[Data about app and page elements]
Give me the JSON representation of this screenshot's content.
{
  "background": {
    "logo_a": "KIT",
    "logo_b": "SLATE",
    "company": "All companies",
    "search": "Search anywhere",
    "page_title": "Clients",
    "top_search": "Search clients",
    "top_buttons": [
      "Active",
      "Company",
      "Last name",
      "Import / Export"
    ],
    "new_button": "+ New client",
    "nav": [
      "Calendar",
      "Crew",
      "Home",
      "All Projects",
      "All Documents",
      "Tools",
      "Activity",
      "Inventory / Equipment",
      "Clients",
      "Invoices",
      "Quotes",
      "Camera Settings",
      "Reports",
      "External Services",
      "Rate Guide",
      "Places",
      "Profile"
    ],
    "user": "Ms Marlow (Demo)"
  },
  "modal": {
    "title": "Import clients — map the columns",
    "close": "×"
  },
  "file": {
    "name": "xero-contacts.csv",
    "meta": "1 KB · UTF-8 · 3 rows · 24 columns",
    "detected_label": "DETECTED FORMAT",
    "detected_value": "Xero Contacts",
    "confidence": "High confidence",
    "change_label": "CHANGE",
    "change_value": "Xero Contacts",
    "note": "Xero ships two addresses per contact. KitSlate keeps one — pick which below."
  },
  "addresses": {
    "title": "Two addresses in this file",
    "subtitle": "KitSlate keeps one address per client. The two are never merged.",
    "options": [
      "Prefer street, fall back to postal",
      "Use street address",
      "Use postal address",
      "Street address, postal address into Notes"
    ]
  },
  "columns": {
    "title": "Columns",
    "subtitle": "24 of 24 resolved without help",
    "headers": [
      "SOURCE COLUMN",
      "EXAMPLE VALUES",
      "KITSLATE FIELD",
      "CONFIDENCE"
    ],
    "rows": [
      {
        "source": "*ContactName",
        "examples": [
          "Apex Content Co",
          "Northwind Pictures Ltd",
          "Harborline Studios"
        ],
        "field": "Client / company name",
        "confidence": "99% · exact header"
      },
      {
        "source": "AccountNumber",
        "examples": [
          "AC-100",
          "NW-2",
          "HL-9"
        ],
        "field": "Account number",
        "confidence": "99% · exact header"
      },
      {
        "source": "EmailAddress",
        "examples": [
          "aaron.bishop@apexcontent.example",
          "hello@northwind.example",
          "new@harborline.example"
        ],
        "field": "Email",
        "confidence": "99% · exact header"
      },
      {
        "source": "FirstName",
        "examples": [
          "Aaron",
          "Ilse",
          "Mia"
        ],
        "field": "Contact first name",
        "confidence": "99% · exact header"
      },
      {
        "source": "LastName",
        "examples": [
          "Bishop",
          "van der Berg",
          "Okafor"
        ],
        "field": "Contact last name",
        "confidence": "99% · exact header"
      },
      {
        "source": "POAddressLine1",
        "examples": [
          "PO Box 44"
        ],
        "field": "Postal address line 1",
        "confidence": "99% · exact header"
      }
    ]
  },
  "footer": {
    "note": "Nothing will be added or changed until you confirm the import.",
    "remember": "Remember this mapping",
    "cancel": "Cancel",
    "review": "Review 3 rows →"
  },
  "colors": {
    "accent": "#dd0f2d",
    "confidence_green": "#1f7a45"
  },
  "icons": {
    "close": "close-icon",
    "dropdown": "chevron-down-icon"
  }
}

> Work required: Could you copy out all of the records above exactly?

> Exercise output:
Give me the JSON representation of this screenshot's content.
{
  "background": {
    "logo_a": "KIT",
    "logo_b": "SLATE",
    "company": "All companies",
    "search": "Search anywhere",
    "page_title": "Clients",
    "top_search": "Search clients",
    "top_buttons": [
      "Active",
      "Company",
      "Last name",
      "Import / Export"
    ],
    "new_button": "+ New client",
    "nav": [
      "Calendar",
      "Crew",
      "Home",
      "All Projects",
      "All Documents",
      "Tools",
      "Activity",
      "Inventory / Equipment",
      "Clients",
      "Invoices",
      "Quotes",
      "Camera Settings",
      "Reports",
      "External Services",
      "Rate Guide",
      "Places",
      "Profile"
    ],
    "user": "Ms Marlow (Demo)"
  },
  "modal": {
    "title": "Import clients — map the columns",
    "close": "×"
  },
  "file": {
    "name": "xero-contacts.csv",
    "meta": "1 KB · UTF-8 · 3 rows · 24 columns",
    "detected_label": "DETECTED FORMAT",
    "detected_value": "Xero Contacts",
    "confidence": "High confidence",
    "change_label": "CHANGE",
    "change_value": "Xero Contacts",
    "note": "Xero ships two addresses per contact. KitSlate keeps one — pick which below."
  },
  "addresses": {
    "title": "Two addresses in this file",
    "subtitle": "KitSlate keeps one address per client. The two are never merged.",
    "options": [
      "Prefer street, fall back to postal",
      "Use street address",
      "Use postal address",
      "Street address, postal address into Notes"
    ]
  },
  "columns": {
    "title": "Columns",
    "subtitle": "24 of 24 resolved without help",
    "headers": [
      "SOURCE COLUMN",
      "EXAMPLE VALUES",
      "KITSLATE FIELD",
      "CONFIDENCE"
    ],
    "rows": [
      {
        "source": "*ContactName",
        "examples": [
          "Apex Content Co",
          "Northwind Pictures Ltd",
          "Harborline Studios"
        ],
        "field": "Client / company name",
        "confidence": "99% · exact header"
      },
      {
        "source": "AccountNumber",
        "examples": [
          "AC-100",
          "NW-2",
          "HL-9"
        ],
        "field": "Account number",
        "confidence": "99% · exact header"
      },
      {
        "source": "EmailAddress",
        "examples": [
          "aaron.bishop@apexcontent.example",
          "hello@northwind.example",
          "new@harborline.example"
        ],
        "field": "Email",
        "confidence": "99% · exact header"
      },
      {
        "source": "FirstName",
        "examples": [
          "Aaron",
          "Ilse",
          "Mia"
        ],
        "field": "Contact first name",
        "confidence": "99% · exact header"
      },
      {
        "source": "LastName",
        "examples": [
          "Bishop",
          "van der Berg",
          "Okafor"
        ],
        "field": "Contact last name",
        "confidence": "99% · exact header"
      },
      {
        "source": "POAddressLine1",
        "examples": [
          "PO Box 44"
        ],
        "field": "Postal address line 1",
        "confidence": "99% · exact header"
      }
    ]
  },
  "footer": {
    "note": "Nothing will be added or changed until you confirm the import.",
    "remember": "Remember this mapping",
    "cancel": "Cancel",
    "review": "Review 3 rows →"
  },
  "colors": {
    "accent": "#dd0f2d",
    "confidence_green": "#1f7a45"
  },
  "icons": {
    "close": "close-icon",
    "dropdown": "chevron-down-icon"
  }
}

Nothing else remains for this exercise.